Top of Records for the task

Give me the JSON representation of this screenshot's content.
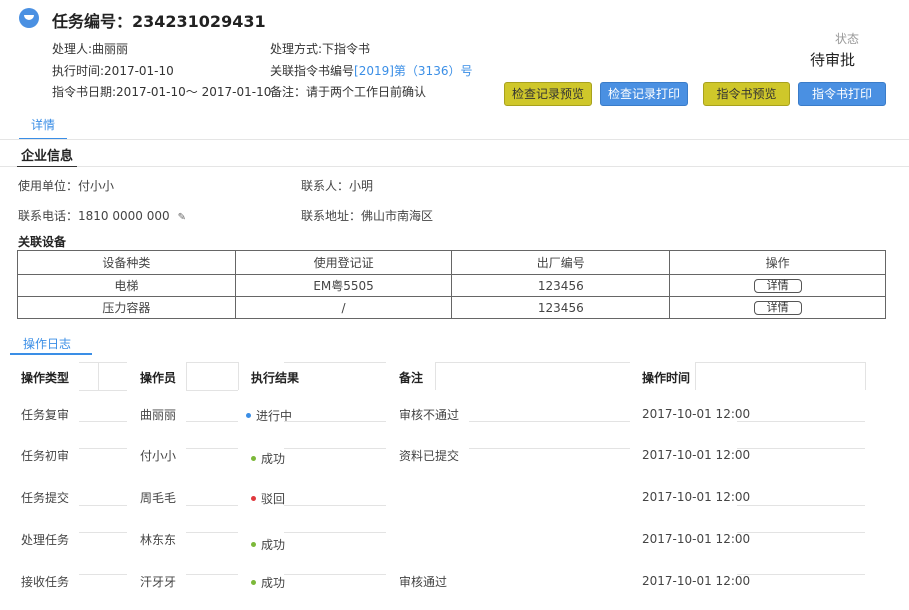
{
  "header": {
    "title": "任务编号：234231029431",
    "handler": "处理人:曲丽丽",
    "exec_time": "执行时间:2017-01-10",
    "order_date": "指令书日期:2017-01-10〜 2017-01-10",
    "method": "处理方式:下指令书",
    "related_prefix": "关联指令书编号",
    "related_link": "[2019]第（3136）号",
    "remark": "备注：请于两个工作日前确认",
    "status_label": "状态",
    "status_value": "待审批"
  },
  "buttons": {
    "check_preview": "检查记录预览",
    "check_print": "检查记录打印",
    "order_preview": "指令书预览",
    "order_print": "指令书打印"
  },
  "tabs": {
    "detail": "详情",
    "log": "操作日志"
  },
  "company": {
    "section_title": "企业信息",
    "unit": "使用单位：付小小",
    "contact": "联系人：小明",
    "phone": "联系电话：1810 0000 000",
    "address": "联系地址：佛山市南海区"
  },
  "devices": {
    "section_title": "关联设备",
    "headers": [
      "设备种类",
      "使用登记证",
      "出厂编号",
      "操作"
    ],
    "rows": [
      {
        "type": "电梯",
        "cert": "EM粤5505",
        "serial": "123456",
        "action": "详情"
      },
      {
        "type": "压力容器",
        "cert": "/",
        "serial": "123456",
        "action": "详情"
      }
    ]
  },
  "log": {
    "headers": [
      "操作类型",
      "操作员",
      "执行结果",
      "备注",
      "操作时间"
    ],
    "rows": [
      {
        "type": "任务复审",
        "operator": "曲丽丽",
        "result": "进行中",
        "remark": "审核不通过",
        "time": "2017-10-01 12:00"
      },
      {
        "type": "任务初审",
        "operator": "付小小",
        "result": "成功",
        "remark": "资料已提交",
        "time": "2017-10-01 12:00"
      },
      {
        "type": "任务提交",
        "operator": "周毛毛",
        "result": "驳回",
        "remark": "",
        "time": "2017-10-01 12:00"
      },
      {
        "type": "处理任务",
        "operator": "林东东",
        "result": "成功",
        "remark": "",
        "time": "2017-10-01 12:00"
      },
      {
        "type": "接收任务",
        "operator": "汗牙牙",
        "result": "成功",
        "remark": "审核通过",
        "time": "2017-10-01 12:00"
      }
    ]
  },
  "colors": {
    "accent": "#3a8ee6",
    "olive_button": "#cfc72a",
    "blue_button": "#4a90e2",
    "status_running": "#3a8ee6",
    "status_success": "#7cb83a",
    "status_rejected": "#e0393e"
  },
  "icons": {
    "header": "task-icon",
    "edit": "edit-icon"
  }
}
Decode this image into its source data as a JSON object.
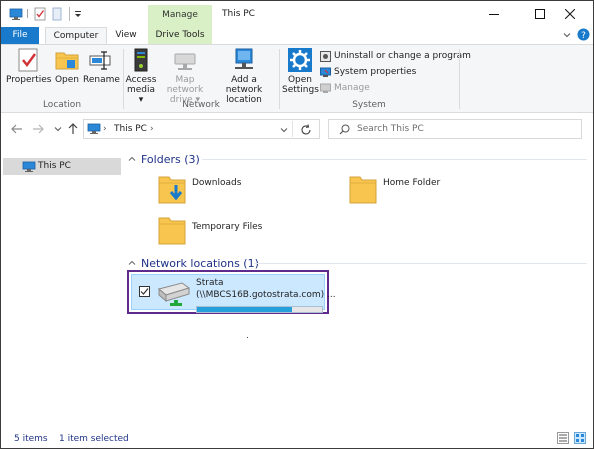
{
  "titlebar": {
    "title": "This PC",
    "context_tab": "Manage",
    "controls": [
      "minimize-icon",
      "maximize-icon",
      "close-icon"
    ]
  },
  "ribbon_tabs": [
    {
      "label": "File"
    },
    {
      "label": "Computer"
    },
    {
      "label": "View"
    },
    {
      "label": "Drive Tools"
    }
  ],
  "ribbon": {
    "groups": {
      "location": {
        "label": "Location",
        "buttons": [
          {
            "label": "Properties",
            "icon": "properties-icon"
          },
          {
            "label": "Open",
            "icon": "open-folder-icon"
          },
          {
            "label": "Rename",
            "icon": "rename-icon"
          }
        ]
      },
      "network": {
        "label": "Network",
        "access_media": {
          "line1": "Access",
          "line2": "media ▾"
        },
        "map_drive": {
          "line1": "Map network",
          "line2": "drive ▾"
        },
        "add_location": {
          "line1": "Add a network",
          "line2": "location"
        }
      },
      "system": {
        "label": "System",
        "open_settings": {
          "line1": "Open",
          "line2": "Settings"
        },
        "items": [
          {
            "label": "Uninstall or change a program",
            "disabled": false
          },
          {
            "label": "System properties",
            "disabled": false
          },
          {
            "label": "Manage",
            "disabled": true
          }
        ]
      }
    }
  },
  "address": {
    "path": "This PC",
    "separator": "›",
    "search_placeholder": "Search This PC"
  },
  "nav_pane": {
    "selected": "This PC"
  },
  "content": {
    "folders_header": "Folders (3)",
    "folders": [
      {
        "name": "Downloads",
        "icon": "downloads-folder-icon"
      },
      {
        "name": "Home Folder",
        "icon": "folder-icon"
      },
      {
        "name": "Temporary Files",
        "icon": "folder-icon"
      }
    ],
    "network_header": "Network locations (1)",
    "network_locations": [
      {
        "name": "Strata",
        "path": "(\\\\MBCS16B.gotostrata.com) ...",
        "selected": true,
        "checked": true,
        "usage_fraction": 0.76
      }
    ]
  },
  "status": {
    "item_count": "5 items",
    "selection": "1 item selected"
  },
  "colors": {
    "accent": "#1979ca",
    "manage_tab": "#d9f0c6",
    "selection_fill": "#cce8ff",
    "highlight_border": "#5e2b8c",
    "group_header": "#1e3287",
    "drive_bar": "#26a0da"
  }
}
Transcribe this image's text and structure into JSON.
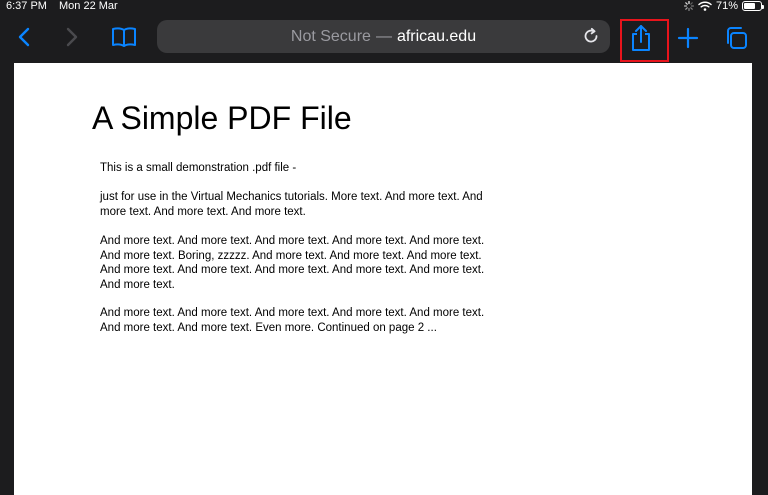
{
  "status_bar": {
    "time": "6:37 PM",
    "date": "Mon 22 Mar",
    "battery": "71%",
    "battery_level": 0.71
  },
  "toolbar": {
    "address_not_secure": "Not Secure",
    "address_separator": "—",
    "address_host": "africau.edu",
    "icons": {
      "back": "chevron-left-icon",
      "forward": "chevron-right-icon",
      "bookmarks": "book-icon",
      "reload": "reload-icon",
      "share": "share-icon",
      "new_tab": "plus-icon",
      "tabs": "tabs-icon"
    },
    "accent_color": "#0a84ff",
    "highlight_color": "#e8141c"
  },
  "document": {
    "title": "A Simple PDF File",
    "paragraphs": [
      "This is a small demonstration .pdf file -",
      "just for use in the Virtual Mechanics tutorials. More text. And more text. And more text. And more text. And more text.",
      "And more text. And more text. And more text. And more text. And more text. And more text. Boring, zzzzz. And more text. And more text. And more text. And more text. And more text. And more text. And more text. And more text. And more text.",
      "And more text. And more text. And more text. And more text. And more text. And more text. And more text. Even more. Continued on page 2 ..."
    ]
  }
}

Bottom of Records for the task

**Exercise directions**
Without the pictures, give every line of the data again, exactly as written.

**Result of this exercise**
Give me the JSON representation of this screenshot's content.
{
  "header": {
    "title": "任务编号：234231029431",
    "handler": "处理人:曲丽丽",
    "exec_time": "执行时间:2017-01-10",
    "order_date": "指令书日期:2017-01-10〜 2017-01-10",
    "method": "处理方式:下指令书",
    "related_prefix": "关联指令书编号",
    "related_link": "[2019]第（3136）号",
    "remark": "备注：请于两个工作日前确认",
    "status_label": "状态",
    "status_value": "待审批"
  },
  "buttons": {
    "check_preview": "检查记录预览",
    "check_print": "检查记录打印",
    "order_preview": "指令书预览",
    "order_print": "指令书打印"
  },
  "tabs": {
    "detail": "详情",
    "log": "操作日志"
  },
  "company": {
    "section_title": "企业信息",
    "unit": "使用单位：付小小",
    "contact": "联系人：小明",
    "phone": "联系电话：1810 0000 000",
    "address": "联系地址：佛山市南海区"
  },
  "devices": {
    "section_title": "关联设备",
    "headers": [
      "设备种类",
      "使用登记证",
      "出厂编号",
      "操作"
    ],
    "rows": [
      {
        "type": "电梯",
        "cert": "EM粤5505",
        "serial": "123456",
        "action": "详情"
      },
      {
        "type": "压力容器",
        "cert": "/",
        "serial": "123456",
        "action": "详情"
      }
    ]
  },
  "log": {
    "headers": [
      "操作类型",
      "操作员",
      "执行结果",
      "备注",
      "操作时间"
    ],
    "rows": [
      {
        "type": "任务复审",
        "operator": "曲丽丽",
        "result": "进行中",
        "remark": "审核不通过",
        "time": "2017-10-01 12:00"
      },
      {
        "type": "任务初审",
        "operator": "付小小",
        "result": "成功",
        "remark": "资料已提交",
        "time": "2017-10-01 12:00"
      },
      {
        "type": "任务提交",
        "operator": "周毛毛",
        "result": "驳回",
        "remark": "",
        "time": "2017-10-01 12:00"
      },
      {
        "type": "处理任务",
        "operator": "林东东",
        "result": "成功",
        "remark": "",
        "time": "2017-10-01 12:00"
      },
      {
        "type": "接收任务",
        "operator": "汗牙牙",
        "result": "成功",
        "remark": "审核通过",
        "time": "2017-10-01 12:00"
      }
    ]
  },
  "colors": {
    "accent": "#3a8ee6",
    "olive_button": "#cfc72a",
    "blue_button": "#4a90e2",
    "status_running": "#3a8ee6",
    "status_success": "#7cb83a",
    "status_rejected": "#e0393e"
  },
  "icons": {
    "header": "task-icon",
    "edit": "edit-icon"
  }
}
Decode this image into its source data as a JSON object.
{
  "titlebar": {
    "title": "This PC",
    "context_tab": "Manage",
    "controls": [
      "minimize-icon",
      "maximize-icon",
      "close-icon"
    ]
  },
  "ribbon_tabs": [
    {
      "label": "File"
    },
    {
      "label": "Computer"
    },
    {
      "label": "View"
    },
    {
      "label": "Drive Tools"
    }
  ],
  "ribbon": {
    "groups": {
      "location": {
        "label": "Location",
        "buttons": [
          {
            "label": "Properties",
            "icon": "properties-icon"
          },
          {
            "label": "Open",
            "icon": "open-folder-icon"
          },
          {
            "label": "Rename",
            "icon": "rename-icon"
          }
        ]
      },
      "network": {
        "label": "Network",
        "access_media": {
          "line1": "Access",
          "line2": "media ▾"
        },
        "map_drive": {
          "line1": "Map network",
          "line2": "drive ▾"
        },
        "add_location": {
          "line1": "Add a network",
          "line2": "location"
        }
      },
      "system": {
        "label": "System",
        "open_settings": {
          "line1": "Open",
          "line2": "Settings"
        },
        "items": [
          {
            "label": "Uninstall or change a program",
            "disabled": false
          },
          {
            "label": "System properties",
            "disabled": false
          },
          {
            "label": "Manage",
            "disabled": true
          }
        ]
      }
    }
  },
  "address": {
    "path": "This PC",
    "separator": "›",
    "search_placeholder": "Search This PC"
  },
  "nav_pane": {
    "selected": "This PC"
  },
  "content": {
    "folders_header": "Folders (3)",
    "folders": [
      {
        "name": "Downloads",
        "icon": "downloads-folder-icon"
      },
      {
        "name": "Home Folder",
        "icon": "folder-icon"
      },
      {
        "name": "Temporary Files",
        "icon": "folder-icon"
      }
    ],
    "network_header": "Network locations (1)",
    "network_locations": [
      {
        "name": "Strata",
        "path": "(\\\\MBCS16B.gotostrata.com) ...",
        "selected": true,
        "checked": true,
        "usage_fraction": 0.76
      }
    ]
  },
  "status": {
    "item_count": "5 items",
    "selection": "1 item selected"
  },
  "colors": {
    "accent": "#1979ca",
    "manage_tab": "#d9f0c6",
    "selection_fill": "#cce8ff",
    "highlight_border": "#5e2b8c",
    "group_header": "#1e3287",
    "drive_bar": "#26a0da"
  }
}
Transcribe this image's text and structure into JSON.
{
  "status_bar": {
    "time": "6:37 PM",
    "date": "Mon 22 Mar",
    "battery": "71%",
    "battery_level": 0.71
  },
  "toolbar": {
    "address_not_secure": "Not Secure",
    "address_separator": "—",
    "address_host": "africau.edu",
    "icons": {
      "back": "chevron-left-icon",
      "forward": "chevron-right-icon",
      "bookmarks": "book-icon",
      "reload": "reload-icon",
      "share": "share-icon",
      "new_tab": "plus-icon",
      "tabs": "tabs-icon"
    },
    "accent_color": "#0a84ff",
    "highlight_color": "#e8141c"
  },
  "document": {
    "title": "A Simple PDF File",
    "paragraphs": [
      "This is a small demonstration .pdf file -",
      "just for use in the Virtual Mechanics tutorials. More text. And more text. And more text. And more text. And more text.",
      "And more text. And more text. And more text. And more text. And more text. And more text. Boring, zzzzz. And more text. And more text. And more text. And more text. And more text. And more text. And more text. And more text. And more text.",
      "And more text. And more text. And more text. And more text. And more text. And more text. And more text. Even more. Continued on page 2 ..."
    ]
  }
}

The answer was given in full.